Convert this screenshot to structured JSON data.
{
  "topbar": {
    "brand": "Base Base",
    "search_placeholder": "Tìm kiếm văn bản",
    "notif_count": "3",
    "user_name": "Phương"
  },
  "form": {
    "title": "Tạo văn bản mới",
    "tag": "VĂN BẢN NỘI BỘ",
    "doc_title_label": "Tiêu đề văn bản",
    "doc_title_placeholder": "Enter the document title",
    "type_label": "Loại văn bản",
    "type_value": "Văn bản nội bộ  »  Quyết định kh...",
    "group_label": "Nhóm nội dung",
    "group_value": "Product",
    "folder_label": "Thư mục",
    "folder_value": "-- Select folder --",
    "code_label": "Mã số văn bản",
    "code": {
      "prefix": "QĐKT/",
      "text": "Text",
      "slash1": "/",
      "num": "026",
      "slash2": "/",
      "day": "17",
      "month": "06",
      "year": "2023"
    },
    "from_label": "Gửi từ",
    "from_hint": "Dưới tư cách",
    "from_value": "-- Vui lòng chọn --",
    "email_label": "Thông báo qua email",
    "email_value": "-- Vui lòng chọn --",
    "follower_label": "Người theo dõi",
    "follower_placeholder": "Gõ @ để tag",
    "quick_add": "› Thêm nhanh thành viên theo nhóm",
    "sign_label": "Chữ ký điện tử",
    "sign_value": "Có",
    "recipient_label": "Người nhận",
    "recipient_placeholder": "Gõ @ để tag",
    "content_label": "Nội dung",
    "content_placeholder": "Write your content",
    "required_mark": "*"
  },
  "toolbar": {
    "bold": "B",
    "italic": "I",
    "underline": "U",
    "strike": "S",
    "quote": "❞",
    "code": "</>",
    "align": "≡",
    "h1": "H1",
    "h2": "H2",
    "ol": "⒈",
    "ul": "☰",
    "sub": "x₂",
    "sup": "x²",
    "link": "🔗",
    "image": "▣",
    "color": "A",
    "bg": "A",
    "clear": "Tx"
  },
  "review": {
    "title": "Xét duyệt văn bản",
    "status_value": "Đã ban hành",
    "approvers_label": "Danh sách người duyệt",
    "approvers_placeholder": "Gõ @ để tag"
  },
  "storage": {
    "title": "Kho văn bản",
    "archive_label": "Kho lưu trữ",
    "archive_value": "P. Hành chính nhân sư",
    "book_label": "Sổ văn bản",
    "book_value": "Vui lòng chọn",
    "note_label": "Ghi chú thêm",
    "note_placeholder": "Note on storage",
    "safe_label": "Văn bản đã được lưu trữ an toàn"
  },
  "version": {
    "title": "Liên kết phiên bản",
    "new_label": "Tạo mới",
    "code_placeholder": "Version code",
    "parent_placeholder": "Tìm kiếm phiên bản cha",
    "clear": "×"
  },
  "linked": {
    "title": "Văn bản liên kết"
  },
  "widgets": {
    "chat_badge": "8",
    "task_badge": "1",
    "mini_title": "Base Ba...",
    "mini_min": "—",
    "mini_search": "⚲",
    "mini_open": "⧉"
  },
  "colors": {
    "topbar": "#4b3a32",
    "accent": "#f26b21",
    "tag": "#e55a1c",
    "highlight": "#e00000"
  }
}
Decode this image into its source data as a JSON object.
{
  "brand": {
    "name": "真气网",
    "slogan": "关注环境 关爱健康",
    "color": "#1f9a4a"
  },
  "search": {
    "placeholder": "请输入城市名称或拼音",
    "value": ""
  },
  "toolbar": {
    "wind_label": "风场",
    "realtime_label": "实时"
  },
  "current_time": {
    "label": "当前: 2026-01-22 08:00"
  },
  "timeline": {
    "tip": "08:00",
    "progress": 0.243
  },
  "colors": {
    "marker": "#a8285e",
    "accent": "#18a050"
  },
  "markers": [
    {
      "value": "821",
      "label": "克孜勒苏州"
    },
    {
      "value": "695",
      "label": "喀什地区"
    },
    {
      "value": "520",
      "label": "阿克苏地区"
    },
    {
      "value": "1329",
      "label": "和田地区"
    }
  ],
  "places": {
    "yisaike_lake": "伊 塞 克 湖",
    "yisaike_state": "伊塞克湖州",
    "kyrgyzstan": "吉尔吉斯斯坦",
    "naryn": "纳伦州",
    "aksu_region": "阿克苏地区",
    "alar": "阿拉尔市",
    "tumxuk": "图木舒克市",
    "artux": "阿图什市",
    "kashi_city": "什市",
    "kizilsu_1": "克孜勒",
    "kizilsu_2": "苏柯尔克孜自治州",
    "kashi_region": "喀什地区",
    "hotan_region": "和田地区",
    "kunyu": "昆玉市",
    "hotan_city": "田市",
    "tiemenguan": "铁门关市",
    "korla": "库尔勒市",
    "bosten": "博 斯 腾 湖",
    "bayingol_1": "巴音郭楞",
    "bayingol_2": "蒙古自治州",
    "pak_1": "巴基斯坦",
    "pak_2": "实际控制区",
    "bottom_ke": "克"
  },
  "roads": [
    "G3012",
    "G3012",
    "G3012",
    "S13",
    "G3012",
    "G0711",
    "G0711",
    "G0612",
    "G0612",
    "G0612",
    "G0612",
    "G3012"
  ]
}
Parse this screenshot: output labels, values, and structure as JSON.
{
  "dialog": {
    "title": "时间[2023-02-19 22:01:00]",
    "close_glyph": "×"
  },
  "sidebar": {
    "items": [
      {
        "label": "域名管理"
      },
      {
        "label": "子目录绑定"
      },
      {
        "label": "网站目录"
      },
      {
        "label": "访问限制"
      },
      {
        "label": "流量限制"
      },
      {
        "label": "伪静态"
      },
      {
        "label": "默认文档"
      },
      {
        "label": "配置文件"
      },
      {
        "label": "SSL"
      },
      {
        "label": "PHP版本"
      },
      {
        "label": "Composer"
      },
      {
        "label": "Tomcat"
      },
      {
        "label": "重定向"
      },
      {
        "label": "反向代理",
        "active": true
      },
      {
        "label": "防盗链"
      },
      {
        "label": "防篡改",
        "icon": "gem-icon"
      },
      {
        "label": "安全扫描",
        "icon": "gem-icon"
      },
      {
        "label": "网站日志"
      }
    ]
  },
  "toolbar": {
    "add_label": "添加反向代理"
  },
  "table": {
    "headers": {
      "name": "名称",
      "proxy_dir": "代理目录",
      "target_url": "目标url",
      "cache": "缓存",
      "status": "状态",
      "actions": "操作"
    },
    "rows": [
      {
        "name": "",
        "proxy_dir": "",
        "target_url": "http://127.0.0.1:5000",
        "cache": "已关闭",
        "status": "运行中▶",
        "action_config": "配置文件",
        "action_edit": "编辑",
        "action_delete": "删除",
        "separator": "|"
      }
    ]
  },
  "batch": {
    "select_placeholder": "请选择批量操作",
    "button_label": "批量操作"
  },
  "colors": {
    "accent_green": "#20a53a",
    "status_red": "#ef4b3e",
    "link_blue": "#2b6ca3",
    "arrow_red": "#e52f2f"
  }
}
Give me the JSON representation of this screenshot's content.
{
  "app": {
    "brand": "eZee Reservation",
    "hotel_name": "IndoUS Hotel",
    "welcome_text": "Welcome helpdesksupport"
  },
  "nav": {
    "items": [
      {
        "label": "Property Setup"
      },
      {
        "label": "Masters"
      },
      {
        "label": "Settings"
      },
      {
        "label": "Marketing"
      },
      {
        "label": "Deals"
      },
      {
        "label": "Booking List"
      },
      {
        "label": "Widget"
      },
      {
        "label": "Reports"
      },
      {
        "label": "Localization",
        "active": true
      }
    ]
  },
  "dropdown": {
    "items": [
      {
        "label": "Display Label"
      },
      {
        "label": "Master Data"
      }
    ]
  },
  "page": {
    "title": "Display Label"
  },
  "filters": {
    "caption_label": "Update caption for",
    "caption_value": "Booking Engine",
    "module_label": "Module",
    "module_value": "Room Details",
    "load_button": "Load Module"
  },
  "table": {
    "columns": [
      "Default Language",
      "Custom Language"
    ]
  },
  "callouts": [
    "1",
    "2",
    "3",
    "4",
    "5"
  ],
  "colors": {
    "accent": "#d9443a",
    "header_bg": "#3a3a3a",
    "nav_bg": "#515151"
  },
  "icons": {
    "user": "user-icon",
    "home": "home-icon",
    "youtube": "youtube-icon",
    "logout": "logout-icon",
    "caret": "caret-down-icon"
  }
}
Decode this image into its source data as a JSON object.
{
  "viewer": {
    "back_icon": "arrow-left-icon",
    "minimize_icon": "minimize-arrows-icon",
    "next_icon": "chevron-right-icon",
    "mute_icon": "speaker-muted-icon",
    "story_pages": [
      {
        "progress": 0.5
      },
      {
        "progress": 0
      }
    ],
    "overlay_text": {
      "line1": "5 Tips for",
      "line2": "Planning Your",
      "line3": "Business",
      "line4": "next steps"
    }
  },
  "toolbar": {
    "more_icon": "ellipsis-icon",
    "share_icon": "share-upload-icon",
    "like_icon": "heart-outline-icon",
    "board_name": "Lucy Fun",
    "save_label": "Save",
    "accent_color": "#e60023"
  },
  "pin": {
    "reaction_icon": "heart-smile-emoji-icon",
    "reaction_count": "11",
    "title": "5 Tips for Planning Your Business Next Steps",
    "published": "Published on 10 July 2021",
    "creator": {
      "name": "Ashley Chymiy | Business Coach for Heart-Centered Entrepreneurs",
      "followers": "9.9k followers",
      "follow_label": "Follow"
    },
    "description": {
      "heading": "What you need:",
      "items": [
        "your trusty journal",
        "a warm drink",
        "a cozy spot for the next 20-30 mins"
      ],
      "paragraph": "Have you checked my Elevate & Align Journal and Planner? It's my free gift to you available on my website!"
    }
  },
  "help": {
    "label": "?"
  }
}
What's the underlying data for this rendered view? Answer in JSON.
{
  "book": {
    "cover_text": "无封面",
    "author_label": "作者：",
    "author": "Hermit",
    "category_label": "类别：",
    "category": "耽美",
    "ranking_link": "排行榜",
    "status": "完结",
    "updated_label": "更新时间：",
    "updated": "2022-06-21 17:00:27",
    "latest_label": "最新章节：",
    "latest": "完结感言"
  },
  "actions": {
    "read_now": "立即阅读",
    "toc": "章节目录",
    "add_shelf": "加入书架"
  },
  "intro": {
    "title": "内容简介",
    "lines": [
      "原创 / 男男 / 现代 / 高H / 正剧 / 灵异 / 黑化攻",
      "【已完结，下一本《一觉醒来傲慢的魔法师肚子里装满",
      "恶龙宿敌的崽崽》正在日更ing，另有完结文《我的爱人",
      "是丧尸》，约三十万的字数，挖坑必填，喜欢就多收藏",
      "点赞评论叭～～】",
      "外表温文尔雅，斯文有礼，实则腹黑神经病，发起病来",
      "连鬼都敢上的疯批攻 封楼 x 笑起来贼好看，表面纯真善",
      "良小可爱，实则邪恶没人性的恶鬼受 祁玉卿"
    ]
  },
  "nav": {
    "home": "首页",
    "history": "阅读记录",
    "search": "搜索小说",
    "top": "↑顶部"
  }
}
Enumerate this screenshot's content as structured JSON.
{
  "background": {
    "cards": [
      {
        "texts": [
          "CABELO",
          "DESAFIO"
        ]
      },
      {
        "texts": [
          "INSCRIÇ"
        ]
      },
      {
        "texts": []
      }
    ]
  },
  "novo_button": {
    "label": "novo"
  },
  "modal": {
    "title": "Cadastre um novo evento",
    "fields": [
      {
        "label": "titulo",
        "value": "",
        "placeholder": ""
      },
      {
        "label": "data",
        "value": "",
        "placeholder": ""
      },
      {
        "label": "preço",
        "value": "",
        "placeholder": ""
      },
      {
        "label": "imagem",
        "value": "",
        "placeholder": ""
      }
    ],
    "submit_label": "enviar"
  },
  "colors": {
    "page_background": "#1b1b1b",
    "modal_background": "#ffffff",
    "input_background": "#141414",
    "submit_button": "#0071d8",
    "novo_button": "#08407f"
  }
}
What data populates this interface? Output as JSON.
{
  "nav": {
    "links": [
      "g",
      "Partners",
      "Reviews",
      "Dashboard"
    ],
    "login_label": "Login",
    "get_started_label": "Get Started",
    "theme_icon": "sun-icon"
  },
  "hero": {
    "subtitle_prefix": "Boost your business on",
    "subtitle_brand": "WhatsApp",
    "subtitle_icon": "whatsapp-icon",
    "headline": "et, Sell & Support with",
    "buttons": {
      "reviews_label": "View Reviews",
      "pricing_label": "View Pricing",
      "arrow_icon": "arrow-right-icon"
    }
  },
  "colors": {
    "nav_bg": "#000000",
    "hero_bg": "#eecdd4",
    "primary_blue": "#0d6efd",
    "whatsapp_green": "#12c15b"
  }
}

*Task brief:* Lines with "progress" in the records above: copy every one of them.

*Task solution:*
    "progress": 0.243
        "progress": 0.5
        "progress": 0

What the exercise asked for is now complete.